In response to the continued culture of violence, the Department of Correction asked the Board to consider a rule limiting contact during visits, restricting packages to preapproved vendors and extending time allowed in segregation.
On November 5th, Correction Officer Ray Calderon was attacked by 18-year-old William Whitfield and 19-year-old Darnell Green, who slashed his face. Calderon required 26 stitches. The teens were charged with several counts of assault, criminal possession of a weapon, and criminal obstruction of beating. It turned out that this was not the first time Green had attacked an officer—he has previously thrown an undetermined liquid in an officer’s face and punched another officer.
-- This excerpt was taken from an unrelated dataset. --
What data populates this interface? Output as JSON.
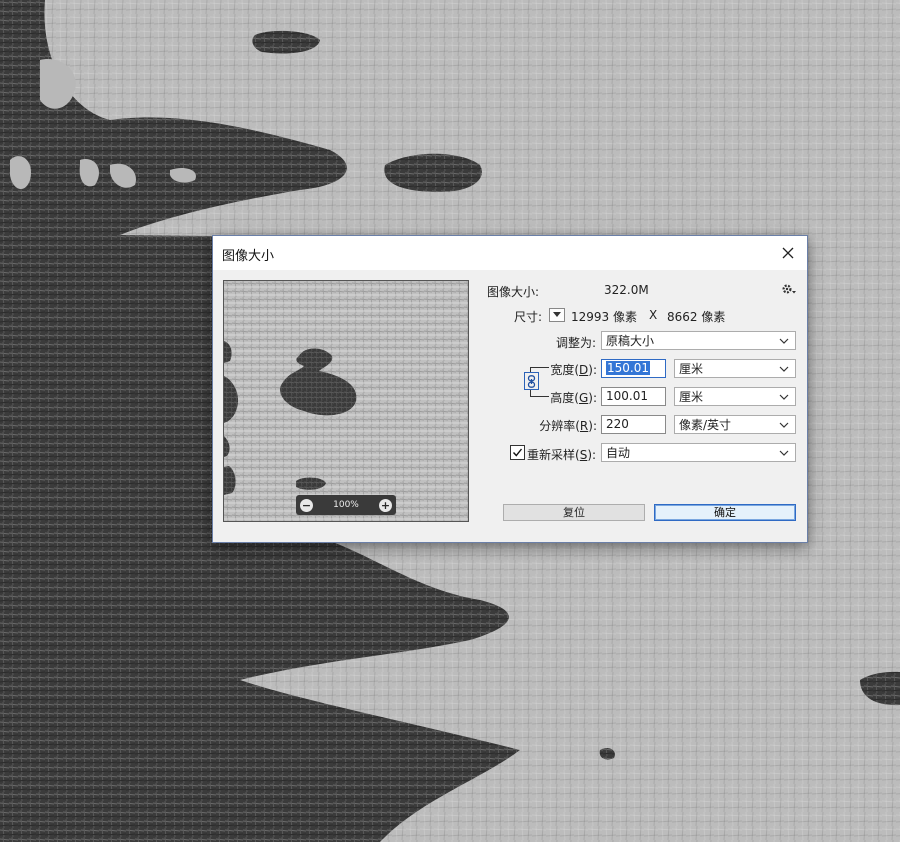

Five days later, officers lined up to protest the Board for the restrictions on their ability to use force and on punitive segregation in January, restrictions they claim put their lives in danger.
“How dare you take away the only recourse we have to stop the violence,” declared Norm Seabrook, president of the Correctional Officers Benevolent Association. “Perhaps we’ll be having a conversation about an officer’s death.”
The Board seemed to listen. This past Friday, it released its proposed rule, which included a provision allowing the Department to extend time in punitive segregation for serious assault on an officer. To be considered a serious assault, the attack must cause one or more serious injuries. Once the person has been in segregation for 45 days, the Department must conduct a review to determine if he or she can be placed in another type of housing without jeopardizing others. If, during or after those 60 days, the person continues to engage in persistent acts of violence and no alternative housing can be found, the Department can keep him or her in segregation.
“There’s a sense that we’re rolling back a lot on the reforms we’ve accomplished,” Board member and retired family court judge Bryanne Hamill stated. But most of her colleagues disagreed. While the rule was modified to extend segregation only for persistent acts of serious violence, the Board passed the rule with a vote of six to two.